So we continue with kitchen psychology. This post is a sequel to this post.
- Lizard brain. Handles the most primitive needs, like being angry, hungry and horny.
- Limbic system. Emotions and feelings.
- Neocortex. High level thinking, speech, logic.
As I said in the previous post, the lower levels of the brain get priority over the higher parts. So if you’re hungry and anxious, you can’t just think straight, let alone solve complex problems.
So lets imagine a situation: you have a meeting with a client. When he arrives to the meeting, it’s obvious that he’s in a bad mood. He’s clearly upset about something. (You can replace “client” with wife or husband coming to home.) There are a lot of things you can do, but I can tell you what not to do: whatever the problem is, don’t try to solve it for him. Solving problems requires the neocortex of the brain, and because this person is all “limbic”, he can’t think logically. It’s not his fault, that’s just how the brain works.

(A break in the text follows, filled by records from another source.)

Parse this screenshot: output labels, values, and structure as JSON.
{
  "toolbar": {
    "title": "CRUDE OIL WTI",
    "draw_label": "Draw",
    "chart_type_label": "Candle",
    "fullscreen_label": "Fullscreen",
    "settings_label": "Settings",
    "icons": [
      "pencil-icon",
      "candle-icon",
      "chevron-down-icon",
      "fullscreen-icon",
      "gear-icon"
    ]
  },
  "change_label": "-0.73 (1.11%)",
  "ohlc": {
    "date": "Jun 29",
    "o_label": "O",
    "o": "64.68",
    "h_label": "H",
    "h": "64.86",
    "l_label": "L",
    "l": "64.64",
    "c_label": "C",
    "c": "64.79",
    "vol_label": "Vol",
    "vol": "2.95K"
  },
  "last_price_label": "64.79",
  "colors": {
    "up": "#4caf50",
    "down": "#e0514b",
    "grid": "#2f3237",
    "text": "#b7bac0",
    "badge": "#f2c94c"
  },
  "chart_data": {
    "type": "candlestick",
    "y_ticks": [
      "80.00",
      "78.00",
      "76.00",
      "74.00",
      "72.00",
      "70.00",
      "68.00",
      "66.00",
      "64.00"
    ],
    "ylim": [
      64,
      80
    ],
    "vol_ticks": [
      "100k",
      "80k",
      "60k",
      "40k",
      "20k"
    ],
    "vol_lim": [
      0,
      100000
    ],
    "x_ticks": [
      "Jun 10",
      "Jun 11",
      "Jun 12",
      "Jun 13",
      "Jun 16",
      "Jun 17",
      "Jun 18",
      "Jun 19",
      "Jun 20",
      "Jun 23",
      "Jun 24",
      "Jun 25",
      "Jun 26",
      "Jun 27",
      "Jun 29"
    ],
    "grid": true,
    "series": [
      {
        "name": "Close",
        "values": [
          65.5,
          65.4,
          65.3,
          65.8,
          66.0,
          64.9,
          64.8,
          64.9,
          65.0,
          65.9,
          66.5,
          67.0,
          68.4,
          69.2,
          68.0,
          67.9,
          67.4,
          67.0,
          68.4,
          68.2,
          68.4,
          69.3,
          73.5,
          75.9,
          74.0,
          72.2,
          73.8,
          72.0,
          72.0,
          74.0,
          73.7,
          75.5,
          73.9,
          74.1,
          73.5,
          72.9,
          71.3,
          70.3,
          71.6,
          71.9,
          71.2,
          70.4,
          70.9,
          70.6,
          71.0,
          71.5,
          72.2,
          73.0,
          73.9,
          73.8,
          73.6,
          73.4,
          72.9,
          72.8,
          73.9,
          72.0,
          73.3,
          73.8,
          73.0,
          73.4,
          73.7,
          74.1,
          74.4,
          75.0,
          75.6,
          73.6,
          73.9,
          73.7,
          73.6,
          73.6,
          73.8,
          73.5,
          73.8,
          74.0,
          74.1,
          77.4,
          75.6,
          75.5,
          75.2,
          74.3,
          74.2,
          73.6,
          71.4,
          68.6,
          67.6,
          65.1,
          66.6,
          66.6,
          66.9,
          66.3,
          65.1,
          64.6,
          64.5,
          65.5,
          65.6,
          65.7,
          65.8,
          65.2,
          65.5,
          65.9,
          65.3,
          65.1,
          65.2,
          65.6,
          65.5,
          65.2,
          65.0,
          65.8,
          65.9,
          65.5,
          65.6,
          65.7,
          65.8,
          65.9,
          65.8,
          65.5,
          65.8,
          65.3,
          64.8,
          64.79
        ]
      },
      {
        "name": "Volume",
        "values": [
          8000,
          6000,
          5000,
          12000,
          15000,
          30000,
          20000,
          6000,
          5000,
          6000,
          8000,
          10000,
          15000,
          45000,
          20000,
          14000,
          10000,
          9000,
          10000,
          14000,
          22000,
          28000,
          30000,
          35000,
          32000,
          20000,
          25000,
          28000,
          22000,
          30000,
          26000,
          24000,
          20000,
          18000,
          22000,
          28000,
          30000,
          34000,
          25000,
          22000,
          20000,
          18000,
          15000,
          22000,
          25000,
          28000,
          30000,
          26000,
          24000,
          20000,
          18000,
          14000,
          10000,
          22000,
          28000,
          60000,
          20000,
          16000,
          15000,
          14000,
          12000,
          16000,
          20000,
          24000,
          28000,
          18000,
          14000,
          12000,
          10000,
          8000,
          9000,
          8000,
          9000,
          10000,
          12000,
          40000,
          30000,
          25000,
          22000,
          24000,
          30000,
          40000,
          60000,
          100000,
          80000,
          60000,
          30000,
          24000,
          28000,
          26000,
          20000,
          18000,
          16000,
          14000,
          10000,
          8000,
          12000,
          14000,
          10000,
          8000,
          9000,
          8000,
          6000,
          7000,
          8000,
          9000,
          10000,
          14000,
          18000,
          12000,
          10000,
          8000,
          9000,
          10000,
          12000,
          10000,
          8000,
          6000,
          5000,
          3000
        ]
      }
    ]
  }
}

As an engineer is tempting to try to solve the problem, but chances are that you make things even worse. The same goes when you’re self upset about something. For example, you’re trying to solve a problem that should be easy. But you just can’t figure it out and you get frustrated. At this point there are two primal reactions that are natural to us:
- Fuck this! Why can’t I solve this stupid thing?! I just try harder graaaaah! (Fight)
- Ah nevermind fuck this I quit I’m bad at everything screw this why did they ever hire me.. (Flee)
Either way you probably can’t solve the problem at hand. Your neocortex is shut down because you’re having an extreme limbic reaction. So what to do then? The main idea is to get away of the limbic reaction. Here are a couple of things to try:
- If you notice that you self are frustrated/angry/upset: don’t fight it. Take a break, have a snack, go to a walk. Say aloud “I’m frustrated”. Even that helps.
- Angry client/wife/child: don’t try to solve their problems. Help them to express their feelings. “Are you upset because XX?” and then just listen them ranting. Don’t say “What’s the matter with you?” because that’s an open invitation to a fight.
- You get pissed at someone because he jumped the queue / almost crashed you in the traffic / any other reason: try to think yourself in the other person’s position. Maybe he’s in a hurry because his child got to a hospital? In reality he might just be an asshole, but thinking the best of him helps you to calm down.
Here’s the tricky part: At first remembering all this requires the neocortex, and by now you know what happens to the neocortex when you get upset. I personally suck at this, but I guess what can be done is to practice and practice, so that little by little these behaviors become natural to you, so that even in “limbic crisis” you can act by them.